Besides offering kiosks with information geared to specific customers, Smart & Final is exploring the option of self checkout.
"We looked at NCR's demonstration of advanced checkout running on a self-serve system, which is really a combination of a POS terminal and an automatic teller machine," he explained.
While Graham feels that self checkout is a hot area that is getting attention industrywide, it is not yet a priority for Smart & Final.
"We still need to investigate how the concept of self-checkout will fit into our stores," he said. "Since it is still early, we have only looked at two versions of self-checkout so far. But again, we feel very positive that the NT platform gives us the flexibility to move into these areas."
One area of checkout that the retailer is gearing up for with vigor is its chainwide launch of its new POS system, the NCR 7450 FS32 Intel Pentium-based terminal running on NCR Advanced Checkout Solution, provided by NCR, Dayton, Ohio.
"We are beta-testing the system -- since we are the guinea pigs so to speak, the first retailer to use this system," he said.
The system is slated to be installed in Smart & Final's new Hollywood, Calif., store this month.
"We are rolling out the system in 20 stores this year and within three years' time it will be installed in all of our new stores as well as in over 170 existing stores," he said.
According to Graham, the PC-based POS supports an intuitive keyboard called DynaKey, also from NCR, that will improve associate and customer interaction.
"The keyboard is a combination of a cathode-ray tube and a traditional checkout keyboard," explained Graham.
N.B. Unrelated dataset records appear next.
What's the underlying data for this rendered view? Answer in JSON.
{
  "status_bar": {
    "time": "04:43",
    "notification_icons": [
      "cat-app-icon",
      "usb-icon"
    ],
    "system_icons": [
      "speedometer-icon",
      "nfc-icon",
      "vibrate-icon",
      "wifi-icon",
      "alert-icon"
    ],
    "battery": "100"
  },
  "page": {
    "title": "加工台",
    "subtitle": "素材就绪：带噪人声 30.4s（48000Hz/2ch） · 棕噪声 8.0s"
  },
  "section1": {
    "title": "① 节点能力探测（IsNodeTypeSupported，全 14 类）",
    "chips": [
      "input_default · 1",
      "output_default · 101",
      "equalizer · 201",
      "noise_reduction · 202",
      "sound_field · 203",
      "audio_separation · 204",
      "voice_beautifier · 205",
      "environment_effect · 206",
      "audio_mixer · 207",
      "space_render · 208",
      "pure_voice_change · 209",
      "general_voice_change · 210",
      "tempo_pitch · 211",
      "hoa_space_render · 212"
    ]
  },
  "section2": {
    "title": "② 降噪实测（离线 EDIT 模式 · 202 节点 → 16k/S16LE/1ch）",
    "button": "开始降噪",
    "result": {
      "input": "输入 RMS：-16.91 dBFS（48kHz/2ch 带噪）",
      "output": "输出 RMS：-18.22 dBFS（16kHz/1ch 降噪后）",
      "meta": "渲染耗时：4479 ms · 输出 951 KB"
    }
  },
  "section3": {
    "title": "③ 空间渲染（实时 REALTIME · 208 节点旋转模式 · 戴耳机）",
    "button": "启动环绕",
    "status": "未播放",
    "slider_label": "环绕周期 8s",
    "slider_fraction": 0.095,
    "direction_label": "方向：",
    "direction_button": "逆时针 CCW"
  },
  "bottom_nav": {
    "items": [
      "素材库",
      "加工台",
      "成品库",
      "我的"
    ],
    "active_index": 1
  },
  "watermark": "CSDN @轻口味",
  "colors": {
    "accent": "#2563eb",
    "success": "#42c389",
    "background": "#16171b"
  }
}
He added, "The keyboard, similar to an automatic teller machine, is a graphical environment that guides associates through transactions."
Smart & Final is integrating its Smart Advantage loyal-customer program into its front-end system in order to use the checkout lane to communicate with its best customers.
"Once the customer loyalty card is scanned at POS, we collect all the data we need to learn about our customers and target special promotions to them based on their purchase history," Graham said.
The POS is equipped with a PC monitor, called a customer information display, that the retailer uses to interact with customers during their transaction.
"This is the place where we can welcome them into the store, advertise those customer-specific promotions, even post their receipt electronically," he said.
The key to its new POS system is that Smart & Final will form better customer relationships.
"Through Dynakey and CID we are communicating with our customers on a new level based on the information that we can utilize at checkout," said Graham. "More customer information provided to both consumers and associates at POS makes the checkout process a more personal experience."
Separate from its projects using its Windows NT-based architecture, Graham cited computer-assisted ordering as the next important step in the company's future.
"We are investigating computer-assisted ordering now and we are looking for solutions on how to store our collected data and streamline our ordering," he said. "The beauty of implementing continuous replenishment and similar programs is we can enjoy the freedom of not writing orders while making more efficient use of our inventory."
So far, Smart & Final has taken the first step to automate its ordering process, by implementing wireless technology to generate store orders by scanning reorder tags in store aisles and communicating orders to the in-store processor.
Though he declined to comment on specific numbers, Graham said the system is decreasing the time needed to generate an order.
"We have been using the interactive-ordering technology for nine months, and besides being a substantially faster system to create store orders, we are seeing that our orders are more precise as well," he explained.
Looking ahead, Smart & Final sees continuous replenishment as an important project to pursue. "It really is an intricate part of data warehousing and clearly it can give us more opportunities to serve our customers better," he said.